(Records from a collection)
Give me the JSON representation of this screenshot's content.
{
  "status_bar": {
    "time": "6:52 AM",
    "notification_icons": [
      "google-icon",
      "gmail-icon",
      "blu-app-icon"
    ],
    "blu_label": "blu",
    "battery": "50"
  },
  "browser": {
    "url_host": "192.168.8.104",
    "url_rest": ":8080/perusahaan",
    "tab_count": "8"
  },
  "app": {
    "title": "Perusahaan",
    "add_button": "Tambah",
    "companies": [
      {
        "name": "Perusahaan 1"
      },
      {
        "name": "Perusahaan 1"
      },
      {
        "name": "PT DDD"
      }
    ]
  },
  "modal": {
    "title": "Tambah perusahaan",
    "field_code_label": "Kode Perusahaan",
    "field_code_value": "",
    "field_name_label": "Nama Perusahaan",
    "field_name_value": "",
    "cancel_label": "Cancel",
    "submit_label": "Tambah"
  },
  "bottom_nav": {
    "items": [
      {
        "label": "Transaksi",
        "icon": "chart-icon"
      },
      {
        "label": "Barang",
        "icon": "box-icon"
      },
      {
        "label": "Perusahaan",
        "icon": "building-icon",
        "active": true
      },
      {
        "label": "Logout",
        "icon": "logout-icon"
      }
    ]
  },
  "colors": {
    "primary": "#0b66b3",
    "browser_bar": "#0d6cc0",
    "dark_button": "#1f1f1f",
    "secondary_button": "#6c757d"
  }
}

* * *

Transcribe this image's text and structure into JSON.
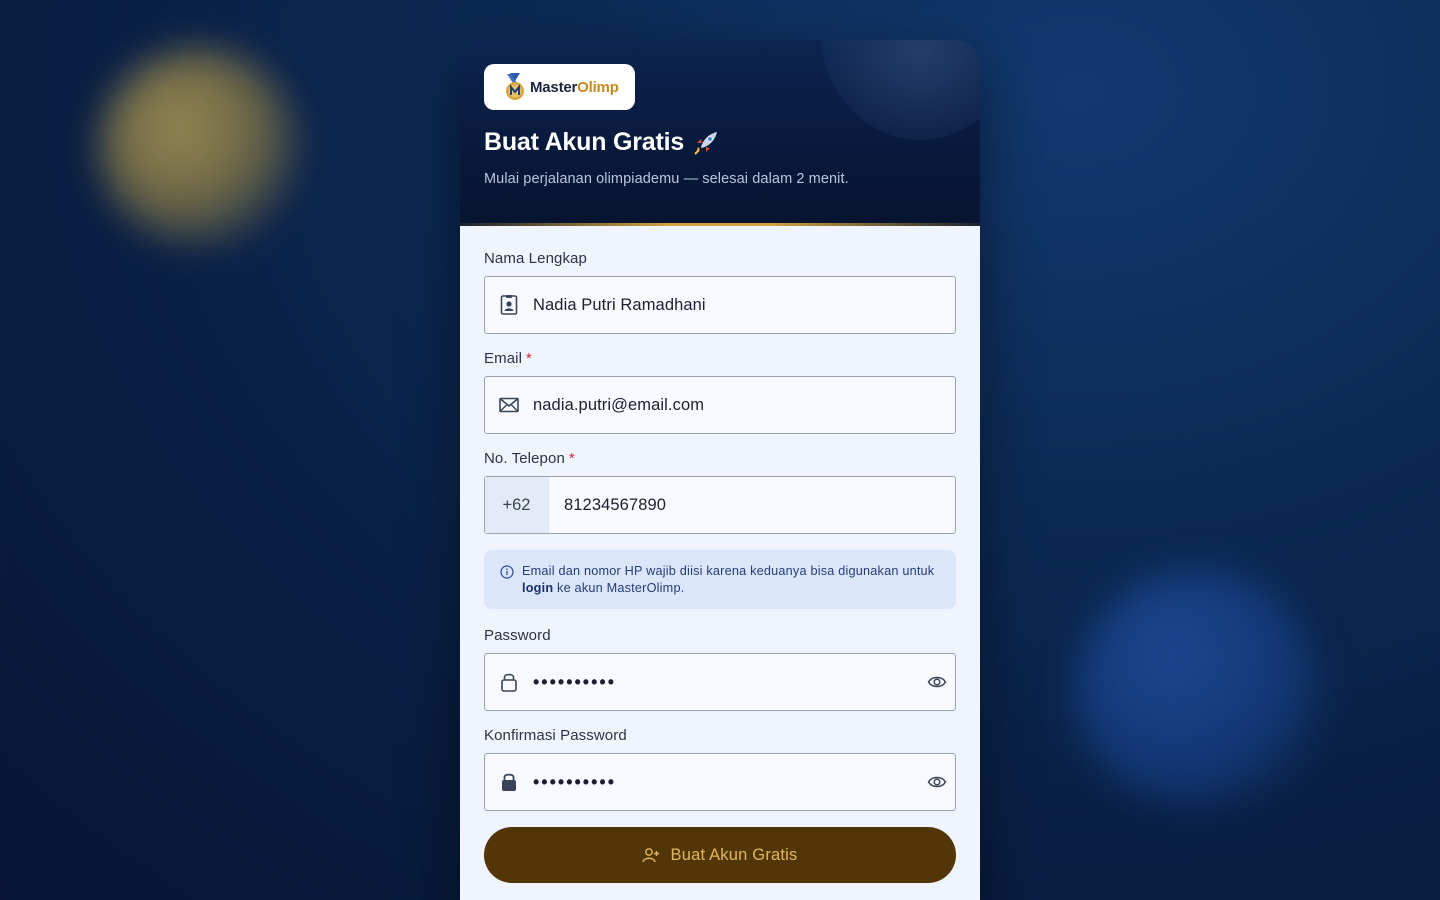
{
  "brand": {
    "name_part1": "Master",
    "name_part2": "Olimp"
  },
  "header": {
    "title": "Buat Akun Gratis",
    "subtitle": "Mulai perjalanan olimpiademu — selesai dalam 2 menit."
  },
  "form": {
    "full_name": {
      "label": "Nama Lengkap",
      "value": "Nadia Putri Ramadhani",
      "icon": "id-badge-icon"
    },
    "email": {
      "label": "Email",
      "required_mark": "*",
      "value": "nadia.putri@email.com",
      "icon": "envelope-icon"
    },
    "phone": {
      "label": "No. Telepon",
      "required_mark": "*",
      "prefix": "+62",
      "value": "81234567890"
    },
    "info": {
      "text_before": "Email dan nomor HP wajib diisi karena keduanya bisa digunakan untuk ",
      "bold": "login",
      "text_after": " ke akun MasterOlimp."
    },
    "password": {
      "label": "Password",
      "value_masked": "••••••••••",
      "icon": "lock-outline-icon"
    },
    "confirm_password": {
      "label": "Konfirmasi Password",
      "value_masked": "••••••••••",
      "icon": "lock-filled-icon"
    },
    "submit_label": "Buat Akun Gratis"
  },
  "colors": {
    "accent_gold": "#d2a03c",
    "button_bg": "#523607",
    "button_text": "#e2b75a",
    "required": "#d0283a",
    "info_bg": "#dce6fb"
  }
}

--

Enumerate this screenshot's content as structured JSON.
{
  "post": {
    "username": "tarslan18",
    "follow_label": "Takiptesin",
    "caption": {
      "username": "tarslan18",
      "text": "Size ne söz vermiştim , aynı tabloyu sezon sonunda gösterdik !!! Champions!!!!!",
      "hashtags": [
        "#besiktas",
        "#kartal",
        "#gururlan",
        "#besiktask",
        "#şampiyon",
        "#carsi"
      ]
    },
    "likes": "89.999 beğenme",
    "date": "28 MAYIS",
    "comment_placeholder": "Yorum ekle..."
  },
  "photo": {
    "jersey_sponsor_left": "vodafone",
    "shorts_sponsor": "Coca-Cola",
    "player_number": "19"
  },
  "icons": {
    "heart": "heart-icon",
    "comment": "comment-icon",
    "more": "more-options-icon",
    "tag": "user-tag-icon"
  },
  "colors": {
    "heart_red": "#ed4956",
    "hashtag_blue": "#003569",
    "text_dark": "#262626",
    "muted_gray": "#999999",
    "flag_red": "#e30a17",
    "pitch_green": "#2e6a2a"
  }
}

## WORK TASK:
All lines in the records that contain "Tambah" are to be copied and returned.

## FINISHED EXERCISE:
    "add_button": "Tambah",
    "title": "Tambah perusahaan",
    "submit_label": "Tambah"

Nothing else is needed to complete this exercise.